By Tim D. Sands, DDS; Claudio Tocchio, DDS, MRCD(C); and Robert B. Givelas, BSc, DDS

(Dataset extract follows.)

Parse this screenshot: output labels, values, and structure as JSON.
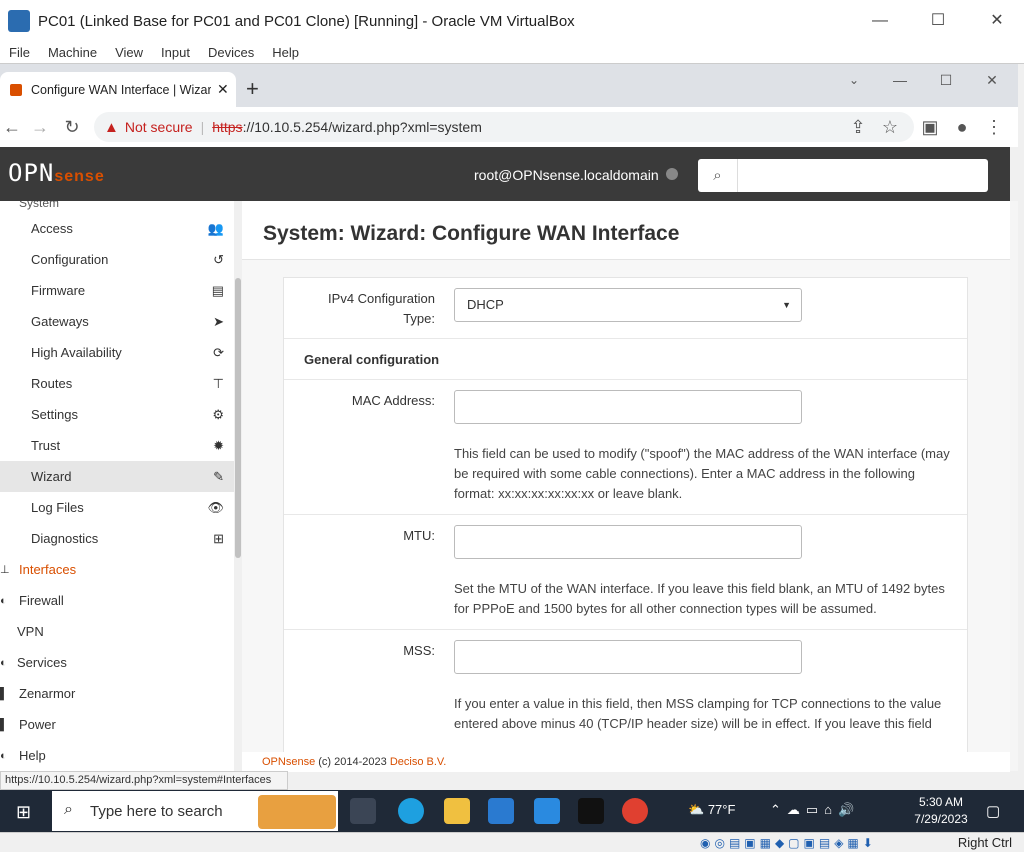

mucosal incision There is no argument that recent innovations in the diagnosis and management of disease involve the application of technology. However, can some of the complementary technological advancements and gadgets that have become lifestyle necessities actually cause disease themselves? Blackberry thumb, iPad finger, and tech neck are becoming the common new ailments compromising our work, activities of daily living, and perhaps even our appearance. Smartphone face is the phenomenon that describes how sitting for hours with your head tipped forward staring at a smartphone, laptop or computer screen, will shorten the neck muscles and increase gravitational pull on the lower face and chin. This leads to submental fullness, double chin (buccula), facial sagging (jowls) and a recessive chin profile (microgenia). The development of the symptoms characterizing smartphone face can be attributed to genetics, the natural aging process and weight fluctuation; nevertheless, the explosion in the use of electronic gadgets has mirrored the rise in individuals seeking treatment of the chin. According to the American Society of Plastic Surgeons the number of chin augmentation surgeries performed in the United States increased over 70 percent in 2011. This increase is more than breast augmentation, botox and liposuction. With equal numbers of both men and women opting for the procedure, it makes chin augmentation the fastest growing plastic surgery trend. A trend that is expected to continue as facial aging may first appear in the chin and jaw line. The posting of pictures on Facebook and Instagram and the increasing prevalence of video chat technology, like Skype and FaceTime where perceived flaws are instantly captured for all to see, may be driving force behind the escalating numbers. Many people are seeking ways to improve their appearance, boost self-confidence and provide themselves any competitive advantage in the workplace.Click here to read the entire article.This article and photo originally appeared in the August 2013 issue of Oral Health and are with permission.